Were Trump and his aides truthful during the process of returning the boxes? Did they hand over everything or were potentially sensitive materials still missing? Those are the questions federal investigators were looking to answer with Monday's search at Mar-a-Lago, and the property receipt unsealed Friday shows that multiple sets of secret documents were just recovered, suggesting he didn't hand it all over the previous time.
To obtain a warrant to search for and retrieve Trump's White House records from Mar-a-Lago, the FBI needed approval from a "neutral and detached" federal judge. To get the judge's signature, investigators had to demonstrate probable cause by showing there was reasonable information to support the possibility that evidence of illegality will be found during the search.
The execution of a search warrant does not mean that Trump committed or is accused of a crime.

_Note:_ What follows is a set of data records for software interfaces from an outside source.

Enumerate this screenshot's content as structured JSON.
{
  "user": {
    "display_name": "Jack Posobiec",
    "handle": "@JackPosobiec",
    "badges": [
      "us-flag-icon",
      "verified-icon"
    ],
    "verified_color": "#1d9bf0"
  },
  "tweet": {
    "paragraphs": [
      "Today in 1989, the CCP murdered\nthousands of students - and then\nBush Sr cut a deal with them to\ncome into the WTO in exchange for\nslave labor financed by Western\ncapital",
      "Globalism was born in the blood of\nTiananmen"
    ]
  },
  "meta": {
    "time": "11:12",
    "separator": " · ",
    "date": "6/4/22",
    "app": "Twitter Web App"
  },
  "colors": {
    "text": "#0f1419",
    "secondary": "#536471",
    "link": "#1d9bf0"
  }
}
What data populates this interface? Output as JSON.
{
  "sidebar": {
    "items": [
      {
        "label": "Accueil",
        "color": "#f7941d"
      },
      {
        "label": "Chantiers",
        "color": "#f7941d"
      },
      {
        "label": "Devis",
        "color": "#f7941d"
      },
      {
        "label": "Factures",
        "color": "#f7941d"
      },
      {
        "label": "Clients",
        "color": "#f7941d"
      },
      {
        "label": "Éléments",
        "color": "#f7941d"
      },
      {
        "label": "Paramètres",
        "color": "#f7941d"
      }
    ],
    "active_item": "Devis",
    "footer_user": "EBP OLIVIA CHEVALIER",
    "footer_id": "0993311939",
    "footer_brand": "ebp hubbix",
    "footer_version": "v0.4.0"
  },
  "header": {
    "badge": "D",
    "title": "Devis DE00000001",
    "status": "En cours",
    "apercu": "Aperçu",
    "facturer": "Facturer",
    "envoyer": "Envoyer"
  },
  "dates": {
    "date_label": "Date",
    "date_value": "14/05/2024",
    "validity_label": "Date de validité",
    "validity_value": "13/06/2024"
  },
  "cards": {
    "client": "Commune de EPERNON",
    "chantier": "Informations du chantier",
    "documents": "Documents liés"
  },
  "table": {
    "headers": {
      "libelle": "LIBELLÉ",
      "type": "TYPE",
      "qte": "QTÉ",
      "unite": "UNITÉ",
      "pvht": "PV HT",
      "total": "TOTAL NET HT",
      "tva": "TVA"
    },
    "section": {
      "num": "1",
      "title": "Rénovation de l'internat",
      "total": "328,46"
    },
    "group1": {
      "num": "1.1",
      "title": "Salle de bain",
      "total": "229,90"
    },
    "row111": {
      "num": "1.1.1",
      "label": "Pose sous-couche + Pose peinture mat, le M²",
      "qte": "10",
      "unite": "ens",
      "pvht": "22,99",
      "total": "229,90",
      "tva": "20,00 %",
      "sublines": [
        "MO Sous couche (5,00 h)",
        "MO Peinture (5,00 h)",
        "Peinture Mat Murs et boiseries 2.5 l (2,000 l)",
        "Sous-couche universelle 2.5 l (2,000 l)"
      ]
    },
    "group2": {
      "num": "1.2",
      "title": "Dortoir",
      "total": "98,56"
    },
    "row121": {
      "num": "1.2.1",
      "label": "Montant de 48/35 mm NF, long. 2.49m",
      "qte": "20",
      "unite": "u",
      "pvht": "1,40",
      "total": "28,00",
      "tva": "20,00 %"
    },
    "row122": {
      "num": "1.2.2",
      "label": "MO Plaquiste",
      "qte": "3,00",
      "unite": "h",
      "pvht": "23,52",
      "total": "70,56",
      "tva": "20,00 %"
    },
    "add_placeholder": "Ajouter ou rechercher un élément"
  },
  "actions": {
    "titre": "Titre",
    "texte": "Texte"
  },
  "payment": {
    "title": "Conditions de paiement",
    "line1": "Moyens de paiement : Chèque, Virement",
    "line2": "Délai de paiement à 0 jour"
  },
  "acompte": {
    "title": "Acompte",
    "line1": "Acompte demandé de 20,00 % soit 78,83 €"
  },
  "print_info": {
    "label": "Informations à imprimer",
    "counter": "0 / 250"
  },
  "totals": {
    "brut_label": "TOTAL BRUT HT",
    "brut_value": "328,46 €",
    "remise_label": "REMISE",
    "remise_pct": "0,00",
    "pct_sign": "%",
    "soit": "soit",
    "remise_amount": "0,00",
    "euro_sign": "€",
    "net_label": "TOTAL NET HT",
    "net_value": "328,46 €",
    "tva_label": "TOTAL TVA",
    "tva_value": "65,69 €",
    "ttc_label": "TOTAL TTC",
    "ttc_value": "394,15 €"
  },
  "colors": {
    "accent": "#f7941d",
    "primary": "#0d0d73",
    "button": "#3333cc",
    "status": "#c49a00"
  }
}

But there is an ongoing criminal investigation into whether Trump properly handled White House records after his presidency, which makes his case very different from Obama's.